■ **Task item**:
What you return should be the lines of the data containing "ConfigModule", each in full.

■ **Data records for software interfaces**:
^^^^^^^^
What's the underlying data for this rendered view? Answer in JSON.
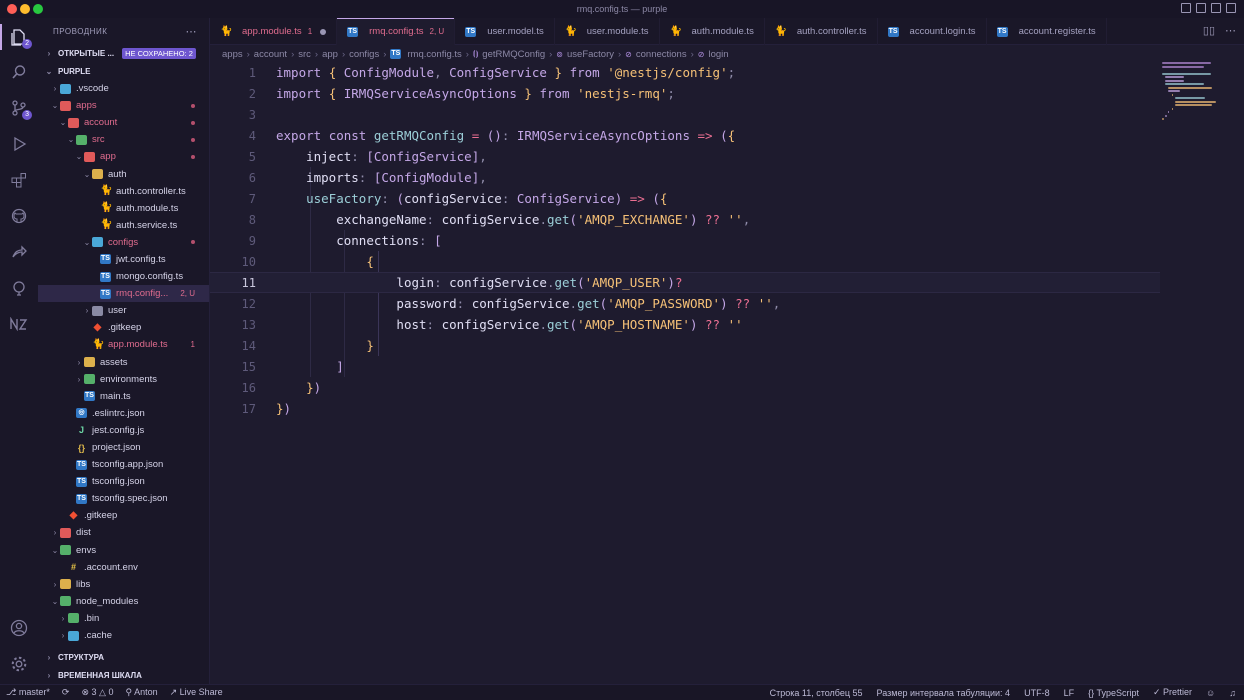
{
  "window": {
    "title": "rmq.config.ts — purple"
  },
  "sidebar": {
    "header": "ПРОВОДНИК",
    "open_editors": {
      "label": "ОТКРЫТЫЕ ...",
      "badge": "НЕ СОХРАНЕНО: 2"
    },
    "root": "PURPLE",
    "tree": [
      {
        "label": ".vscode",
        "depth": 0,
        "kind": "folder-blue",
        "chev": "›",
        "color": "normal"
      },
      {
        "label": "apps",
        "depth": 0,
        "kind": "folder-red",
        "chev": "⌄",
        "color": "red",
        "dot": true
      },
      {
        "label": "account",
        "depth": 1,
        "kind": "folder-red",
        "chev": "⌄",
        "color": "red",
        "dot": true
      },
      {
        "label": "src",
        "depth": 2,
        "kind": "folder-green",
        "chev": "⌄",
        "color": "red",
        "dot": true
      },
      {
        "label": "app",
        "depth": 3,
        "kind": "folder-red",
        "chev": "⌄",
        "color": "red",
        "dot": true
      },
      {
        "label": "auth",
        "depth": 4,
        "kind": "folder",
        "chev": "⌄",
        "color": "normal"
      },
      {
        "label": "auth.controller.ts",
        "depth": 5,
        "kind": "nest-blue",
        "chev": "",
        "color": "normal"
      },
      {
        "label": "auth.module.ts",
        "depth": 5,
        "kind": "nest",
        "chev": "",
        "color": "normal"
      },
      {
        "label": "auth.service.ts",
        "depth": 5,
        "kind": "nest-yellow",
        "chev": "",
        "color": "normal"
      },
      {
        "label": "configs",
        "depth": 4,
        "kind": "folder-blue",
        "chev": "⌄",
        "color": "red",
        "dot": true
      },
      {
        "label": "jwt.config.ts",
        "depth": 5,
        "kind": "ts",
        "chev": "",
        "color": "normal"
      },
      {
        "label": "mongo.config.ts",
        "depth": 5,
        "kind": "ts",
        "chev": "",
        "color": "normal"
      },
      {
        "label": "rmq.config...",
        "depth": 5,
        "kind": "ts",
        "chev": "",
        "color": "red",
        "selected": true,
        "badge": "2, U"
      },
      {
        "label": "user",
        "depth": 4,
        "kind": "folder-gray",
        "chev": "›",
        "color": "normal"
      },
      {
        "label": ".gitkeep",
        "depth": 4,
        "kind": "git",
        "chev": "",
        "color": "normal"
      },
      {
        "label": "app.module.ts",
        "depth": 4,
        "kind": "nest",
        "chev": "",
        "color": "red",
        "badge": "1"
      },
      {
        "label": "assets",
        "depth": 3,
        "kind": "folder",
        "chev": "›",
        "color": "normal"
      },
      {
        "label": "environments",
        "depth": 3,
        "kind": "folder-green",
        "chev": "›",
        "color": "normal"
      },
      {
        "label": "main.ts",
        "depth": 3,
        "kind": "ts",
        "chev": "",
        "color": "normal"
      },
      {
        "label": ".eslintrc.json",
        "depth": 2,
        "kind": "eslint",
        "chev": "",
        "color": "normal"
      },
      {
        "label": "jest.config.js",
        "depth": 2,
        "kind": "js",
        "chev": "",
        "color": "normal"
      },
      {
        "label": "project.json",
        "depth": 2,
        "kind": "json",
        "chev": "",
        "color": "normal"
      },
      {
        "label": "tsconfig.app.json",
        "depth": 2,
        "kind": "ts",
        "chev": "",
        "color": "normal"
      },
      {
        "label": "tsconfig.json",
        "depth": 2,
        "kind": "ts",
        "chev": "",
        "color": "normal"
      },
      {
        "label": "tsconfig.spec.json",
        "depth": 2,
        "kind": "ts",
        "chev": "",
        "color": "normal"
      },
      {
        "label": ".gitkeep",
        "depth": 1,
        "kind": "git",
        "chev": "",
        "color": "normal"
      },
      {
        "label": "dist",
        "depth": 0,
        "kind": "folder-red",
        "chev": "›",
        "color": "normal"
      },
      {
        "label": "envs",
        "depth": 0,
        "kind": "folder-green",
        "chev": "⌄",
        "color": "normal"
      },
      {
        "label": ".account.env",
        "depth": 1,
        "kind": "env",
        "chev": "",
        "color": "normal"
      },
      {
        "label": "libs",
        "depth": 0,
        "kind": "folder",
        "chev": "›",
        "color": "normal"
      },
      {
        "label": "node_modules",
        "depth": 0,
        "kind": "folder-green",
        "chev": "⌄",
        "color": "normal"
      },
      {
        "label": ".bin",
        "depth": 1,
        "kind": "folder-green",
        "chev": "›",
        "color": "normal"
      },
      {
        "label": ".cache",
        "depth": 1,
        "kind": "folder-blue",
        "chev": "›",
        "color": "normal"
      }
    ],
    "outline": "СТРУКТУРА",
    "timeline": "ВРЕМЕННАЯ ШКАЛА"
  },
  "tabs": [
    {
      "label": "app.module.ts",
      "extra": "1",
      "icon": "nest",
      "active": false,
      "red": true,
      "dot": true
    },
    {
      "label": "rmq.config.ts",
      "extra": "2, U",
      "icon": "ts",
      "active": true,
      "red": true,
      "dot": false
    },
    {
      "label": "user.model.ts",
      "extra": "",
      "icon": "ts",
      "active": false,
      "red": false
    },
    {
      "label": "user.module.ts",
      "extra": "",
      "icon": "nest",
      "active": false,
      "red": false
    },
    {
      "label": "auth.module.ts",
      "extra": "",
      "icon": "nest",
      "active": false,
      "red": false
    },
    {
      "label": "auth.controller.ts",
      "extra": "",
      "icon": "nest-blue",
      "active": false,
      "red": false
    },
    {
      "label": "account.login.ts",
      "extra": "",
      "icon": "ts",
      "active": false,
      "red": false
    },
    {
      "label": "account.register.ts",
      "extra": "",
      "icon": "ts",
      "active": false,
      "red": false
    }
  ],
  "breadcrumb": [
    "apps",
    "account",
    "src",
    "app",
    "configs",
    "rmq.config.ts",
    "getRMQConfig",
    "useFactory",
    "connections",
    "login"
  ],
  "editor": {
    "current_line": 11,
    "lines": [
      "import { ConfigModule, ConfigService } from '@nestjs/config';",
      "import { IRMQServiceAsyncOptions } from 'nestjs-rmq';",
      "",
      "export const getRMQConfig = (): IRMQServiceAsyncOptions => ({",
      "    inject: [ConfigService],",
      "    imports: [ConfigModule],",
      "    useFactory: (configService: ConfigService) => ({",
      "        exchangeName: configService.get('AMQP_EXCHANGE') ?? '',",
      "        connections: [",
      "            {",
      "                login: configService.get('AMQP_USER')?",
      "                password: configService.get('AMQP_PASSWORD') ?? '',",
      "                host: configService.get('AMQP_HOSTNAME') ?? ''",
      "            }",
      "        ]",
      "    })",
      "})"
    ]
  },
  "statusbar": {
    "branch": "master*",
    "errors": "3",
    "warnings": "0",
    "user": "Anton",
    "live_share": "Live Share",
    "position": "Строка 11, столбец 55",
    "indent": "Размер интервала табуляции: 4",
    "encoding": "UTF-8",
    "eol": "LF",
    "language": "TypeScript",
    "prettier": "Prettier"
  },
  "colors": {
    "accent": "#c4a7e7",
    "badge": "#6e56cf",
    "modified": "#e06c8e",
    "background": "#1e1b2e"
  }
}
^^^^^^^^
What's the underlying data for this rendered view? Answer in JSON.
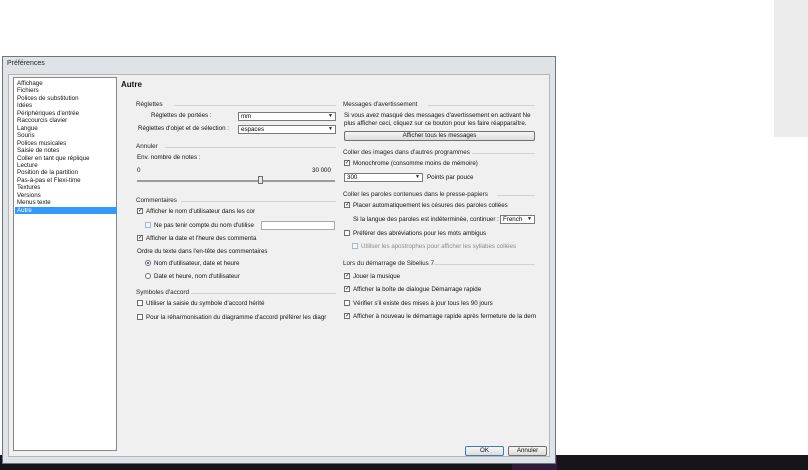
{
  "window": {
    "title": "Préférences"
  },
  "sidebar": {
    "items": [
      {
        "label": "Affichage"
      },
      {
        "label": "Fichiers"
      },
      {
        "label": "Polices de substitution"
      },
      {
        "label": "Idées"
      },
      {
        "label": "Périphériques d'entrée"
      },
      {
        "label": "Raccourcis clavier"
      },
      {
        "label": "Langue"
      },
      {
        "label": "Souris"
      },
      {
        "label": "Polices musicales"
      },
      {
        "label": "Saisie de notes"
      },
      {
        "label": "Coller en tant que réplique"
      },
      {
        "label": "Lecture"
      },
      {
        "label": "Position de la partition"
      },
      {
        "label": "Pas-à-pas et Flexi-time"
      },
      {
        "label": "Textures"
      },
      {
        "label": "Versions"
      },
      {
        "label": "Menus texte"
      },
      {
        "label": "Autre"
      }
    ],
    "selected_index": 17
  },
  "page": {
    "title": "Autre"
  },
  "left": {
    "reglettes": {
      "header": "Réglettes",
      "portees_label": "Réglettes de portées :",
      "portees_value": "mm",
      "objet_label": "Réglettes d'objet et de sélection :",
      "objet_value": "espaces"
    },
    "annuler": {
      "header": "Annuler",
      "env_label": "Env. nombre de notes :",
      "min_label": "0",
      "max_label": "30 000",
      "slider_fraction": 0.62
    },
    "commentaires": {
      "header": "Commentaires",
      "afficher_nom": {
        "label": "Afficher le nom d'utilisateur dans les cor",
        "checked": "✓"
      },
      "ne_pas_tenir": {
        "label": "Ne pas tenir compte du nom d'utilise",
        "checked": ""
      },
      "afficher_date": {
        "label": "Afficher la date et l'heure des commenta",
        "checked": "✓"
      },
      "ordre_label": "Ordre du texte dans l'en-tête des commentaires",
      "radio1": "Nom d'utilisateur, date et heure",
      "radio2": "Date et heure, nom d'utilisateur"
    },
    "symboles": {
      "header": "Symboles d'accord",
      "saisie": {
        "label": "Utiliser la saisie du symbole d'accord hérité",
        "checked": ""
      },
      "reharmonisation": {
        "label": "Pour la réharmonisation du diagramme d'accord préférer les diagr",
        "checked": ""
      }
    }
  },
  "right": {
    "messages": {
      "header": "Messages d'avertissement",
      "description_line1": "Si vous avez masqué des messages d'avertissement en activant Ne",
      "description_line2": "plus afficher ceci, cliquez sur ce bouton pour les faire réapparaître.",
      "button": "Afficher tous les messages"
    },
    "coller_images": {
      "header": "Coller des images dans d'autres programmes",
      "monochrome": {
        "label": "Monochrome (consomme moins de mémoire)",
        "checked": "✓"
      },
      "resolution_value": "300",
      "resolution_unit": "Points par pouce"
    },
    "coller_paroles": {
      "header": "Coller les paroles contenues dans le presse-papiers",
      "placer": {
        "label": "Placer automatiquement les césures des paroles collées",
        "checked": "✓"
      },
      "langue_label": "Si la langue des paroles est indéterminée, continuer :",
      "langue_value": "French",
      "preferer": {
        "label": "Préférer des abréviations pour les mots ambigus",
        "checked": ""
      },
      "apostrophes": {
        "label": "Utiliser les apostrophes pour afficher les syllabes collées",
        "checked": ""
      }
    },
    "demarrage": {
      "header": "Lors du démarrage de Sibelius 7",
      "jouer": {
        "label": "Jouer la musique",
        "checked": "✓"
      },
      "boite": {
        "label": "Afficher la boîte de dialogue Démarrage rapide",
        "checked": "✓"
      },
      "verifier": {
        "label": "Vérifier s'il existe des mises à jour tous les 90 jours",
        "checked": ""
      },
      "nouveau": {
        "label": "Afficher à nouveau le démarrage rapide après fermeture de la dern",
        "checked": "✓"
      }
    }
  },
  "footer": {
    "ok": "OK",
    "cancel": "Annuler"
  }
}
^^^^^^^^
■ **Exercise response**:
      "import { ConfigModule, ConfigService } from '@nestjs/config';",
      "    imports: [ConfigModule],",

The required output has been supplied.